My larger disappointment is more structural. The three rebalancings are very much taken in isolation, but combinations thereof show the power of the currents we are navigating. Google/Alphabet is a machine learning platform company, whether in its autonomous vehicles, its Nest thermostat business, or its core advertising/search operation. Amazon uses crowds (to write reviews of products and reviews of reviewers), it is a portfolio of platforms from AWS to Kindle to Echo to partner sellers, and machine learning drives everything from product recommendations to shipping time estimation to asset provisioning. In other words, what do the two MIT researchers have to say about the systematic impact of overlapping machine, platform, and crowd expertise? Not a lot. A few companies are mentioned in multiple sections of the book, but in the conclusion, where I expected to to transcend the three silos, there is nothing. In 2017, can a company aspire to platform status without machine learning dominance? I doubt it. (Look at aspiring platforms Snap or Slack for confirmation.) Why is this concurrence so? Perhaps platforms are the strategic objective, machine learning (and human talent expertise alongside it) the core competency, and crowd utilization a byproduct of the platform’s scalability?
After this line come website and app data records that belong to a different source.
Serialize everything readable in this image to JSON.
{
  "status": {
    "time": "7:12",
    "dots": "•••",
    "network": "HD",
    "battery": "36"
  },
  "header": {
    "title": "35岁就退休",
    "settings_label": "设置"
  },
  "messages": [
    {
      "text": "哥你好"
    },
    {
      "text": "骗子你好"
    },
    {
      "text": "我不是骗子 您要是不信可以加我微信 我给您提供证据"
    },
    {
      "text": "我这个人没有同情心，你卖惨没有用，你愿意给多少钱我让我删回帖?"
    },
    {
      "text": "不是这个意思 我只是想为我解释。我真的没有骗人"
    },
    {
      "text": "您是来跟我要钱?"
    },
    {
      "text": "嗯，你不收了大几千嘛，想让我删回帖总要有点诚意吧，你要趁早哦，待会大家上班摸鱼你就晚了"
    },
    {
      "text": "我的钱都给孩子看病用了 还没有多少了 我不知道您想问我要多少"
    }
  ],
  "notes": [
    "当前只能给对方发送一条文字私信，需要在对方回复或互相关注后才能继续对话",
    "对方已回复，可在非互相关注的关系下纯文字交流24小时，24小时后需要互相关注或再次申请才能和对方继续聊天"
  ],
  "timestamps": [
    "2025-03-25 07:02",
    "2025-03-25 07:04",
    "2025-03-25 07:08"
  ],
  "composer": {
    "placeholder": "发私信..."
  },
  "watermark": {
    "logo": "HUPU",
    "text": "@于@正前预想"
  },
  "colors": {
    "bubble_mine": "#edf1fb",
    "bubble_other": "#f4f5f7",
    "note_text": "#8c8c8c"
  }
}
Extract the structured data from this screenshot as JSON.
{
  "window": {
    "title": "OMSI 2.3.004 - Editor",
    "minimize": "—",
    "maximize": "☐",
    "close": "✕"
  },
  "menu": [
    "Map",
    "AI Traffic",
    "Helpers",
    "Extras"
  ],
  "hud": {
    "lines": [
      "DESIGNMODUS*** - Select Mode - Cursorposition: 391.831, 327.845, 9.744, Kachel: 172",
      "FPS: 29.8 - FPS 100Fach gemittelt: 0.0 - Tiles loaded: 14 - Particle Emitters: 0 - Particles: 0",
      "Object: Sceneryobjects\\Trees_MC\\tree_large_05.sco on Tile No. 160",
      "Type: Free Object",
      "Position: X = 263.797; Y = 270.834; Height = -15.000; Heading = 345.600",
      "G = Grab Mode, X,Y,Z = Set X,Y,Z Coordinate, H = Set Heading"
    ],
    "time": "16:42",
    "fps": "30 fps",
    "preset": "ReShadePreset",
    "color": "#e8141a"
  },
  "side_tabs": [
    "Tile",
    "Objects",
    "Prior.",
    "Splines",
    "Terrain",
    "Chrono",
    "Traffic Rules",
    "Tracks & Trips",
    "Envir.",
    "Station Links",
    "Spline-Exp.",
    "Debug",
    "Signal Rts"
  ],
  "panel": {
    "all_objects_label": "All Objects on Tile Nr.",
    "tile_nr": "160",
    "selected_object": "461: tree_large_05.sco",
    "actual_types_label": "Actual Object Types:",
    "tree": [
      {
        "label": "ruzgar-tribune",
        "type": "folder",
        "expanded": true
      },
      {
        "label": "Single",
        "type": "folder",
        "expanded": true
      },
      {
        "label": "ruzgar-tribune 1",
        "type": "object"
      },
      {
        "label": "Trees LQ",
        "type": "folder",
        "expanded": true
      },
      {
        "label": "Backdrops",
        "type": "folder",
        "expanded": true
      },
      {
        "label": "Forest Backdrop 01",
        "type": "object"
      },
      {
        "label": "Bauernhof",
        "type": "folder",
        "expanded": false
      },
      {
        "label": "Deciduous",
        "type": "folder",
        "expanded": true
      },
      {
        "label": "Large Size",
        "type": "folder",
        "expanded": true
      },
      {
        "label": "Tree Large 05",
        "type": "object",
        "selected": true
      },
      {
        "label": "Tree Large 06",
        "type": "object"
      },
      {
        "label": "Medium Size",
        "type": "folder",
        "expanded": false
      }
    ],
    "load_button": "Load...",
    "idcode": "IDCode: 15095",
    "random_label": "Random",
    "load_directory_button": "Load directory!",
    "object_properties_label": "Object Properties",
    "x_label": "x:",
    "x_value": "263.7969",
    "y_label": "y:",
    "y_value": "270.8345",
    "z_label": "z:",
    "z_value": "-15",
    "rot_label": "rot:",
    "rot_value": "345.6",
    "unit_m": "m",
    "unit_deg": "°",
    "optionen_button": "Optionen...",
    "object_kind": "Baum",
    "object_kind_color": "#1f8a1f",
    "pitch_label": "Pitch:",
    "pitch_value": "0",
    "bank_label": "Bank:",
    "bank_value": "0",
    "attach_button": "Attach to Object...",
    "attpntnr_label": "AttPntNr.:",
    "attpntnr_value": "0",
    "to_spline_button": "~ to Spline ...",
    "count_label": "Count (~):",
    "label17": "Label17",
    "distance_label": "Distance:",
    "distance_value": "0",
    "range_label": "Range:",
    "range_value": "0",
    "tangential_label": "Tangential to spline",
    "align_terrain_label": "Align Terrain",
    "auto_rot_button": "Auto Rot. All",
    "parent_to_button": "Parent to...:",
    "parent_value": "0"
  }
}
Let me end on a positive note, for my disappointment is a product of how much value I found in the base typology. Rather than being written for Silicon Valley (“here’s how to create the next billion-dollar startup”), Machine Platform Crowd feels directed at the rest of us. That is, rather than informing the next Mark Zuckerberg or Travis Kalanick (both of whom, in my view, have profited too much on the privacy tax they levy on others), the book feels like it is sounding the alarm. Unless the likes of Caterpillar or GM or Marriott or Time Warner or Target or your favorite Big State University get the joke and build credible platforms on top of innovative machine thinking (in part by harvesting crowds’ insight and diversity of outlook), far too much of our future economic welfare, privacy, and consumer choice will be concentrated in a radically distilled winner-take-all economy. McAfee and Brynjolfsson are cognizant of the broad ramifications of their work, pragmatic but far from confident that this movie will end happily for the mass of the world’s middle class:
“Depending how they are used, machines, platforms, and the crowd can have very different effects. They can concentrate power and wealth or distribute decision making and prosperity. They can increase privacy, enhance openness, or even do both at the same time. They can create a workplace imbued with inspiration and purpose, or one that is driven by greed and fear. As the power of our technology grows, so do our future possibilities. This potential increases the importance of having clarity in our goals and thinking more deeply about our values” (p. 334).
Now more than ever, where are the relevant yet enduring resources for that pursuit? McAfee and Brynjolfsson have asked many of the critical questions, but it is up to far more of us to help answer them.